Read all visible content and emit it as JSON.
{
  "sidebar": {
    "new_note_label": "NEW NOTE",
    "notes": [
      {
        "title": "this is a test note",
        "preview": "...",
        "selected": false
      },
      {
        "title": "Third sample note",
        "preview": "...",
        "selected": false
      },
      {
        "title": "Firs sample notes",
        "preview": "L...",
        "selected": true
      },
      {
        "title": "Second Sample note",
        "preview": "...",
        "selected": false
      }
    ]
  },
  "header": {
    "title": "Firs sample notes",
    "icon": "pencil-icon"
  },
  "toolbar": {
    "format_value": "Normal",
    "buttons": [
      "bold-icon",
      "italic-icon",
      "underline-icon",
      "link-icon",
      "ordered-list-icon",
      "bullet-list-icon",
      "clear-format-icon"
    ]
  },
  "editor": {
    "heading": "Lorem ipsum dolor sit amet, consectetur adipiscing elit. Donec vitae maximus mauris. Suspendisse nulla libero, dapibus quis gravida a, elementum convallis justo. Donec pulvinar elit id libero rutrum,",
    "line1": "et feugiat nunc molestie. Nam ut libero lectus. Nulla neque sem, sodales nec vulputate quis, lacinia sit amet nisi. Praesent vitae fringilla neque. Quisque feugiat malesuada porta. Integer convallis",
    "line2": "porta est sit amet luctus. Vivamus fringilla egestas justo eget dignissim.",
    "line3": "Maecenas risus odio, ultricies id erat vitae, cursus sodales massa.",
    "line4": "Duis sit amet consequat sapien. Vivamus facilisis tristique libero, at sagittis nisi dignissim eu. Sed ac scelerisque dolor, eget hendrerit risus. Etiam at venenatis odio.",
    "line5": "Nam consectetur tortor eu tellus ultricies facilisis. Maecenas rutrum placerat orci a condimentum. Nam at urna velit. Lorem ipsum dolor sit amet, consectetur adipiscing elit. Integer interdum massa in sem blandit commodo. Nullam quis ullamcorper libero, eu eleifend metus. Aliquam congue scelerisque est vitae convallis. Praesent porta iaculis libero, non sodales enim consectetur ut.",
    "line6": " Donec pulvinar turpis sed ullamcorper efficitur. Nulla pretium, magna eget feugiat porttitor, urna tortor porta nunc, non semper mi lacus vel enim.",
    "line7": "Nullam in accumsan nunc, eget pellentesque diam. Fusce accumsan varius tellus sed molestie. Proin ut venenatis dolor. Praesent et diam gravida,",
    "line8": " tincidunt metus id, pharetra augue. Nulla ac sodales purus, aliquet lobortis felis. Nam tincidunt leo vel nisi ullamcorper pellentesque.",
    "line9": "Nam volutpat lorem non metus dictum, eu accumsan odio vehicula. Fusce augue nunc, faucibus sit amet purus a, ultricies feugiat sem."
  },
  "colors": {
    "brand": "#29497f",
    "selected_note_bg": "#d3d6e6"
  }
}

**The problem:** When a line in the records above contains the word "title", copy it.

**Solution for this exercise:**
        "title": "this is a test note",
        "title": "Third sample note",
        "title": "Firs sample notes",
        "title": "Second Sample note",
    "title": "Firs sample notes",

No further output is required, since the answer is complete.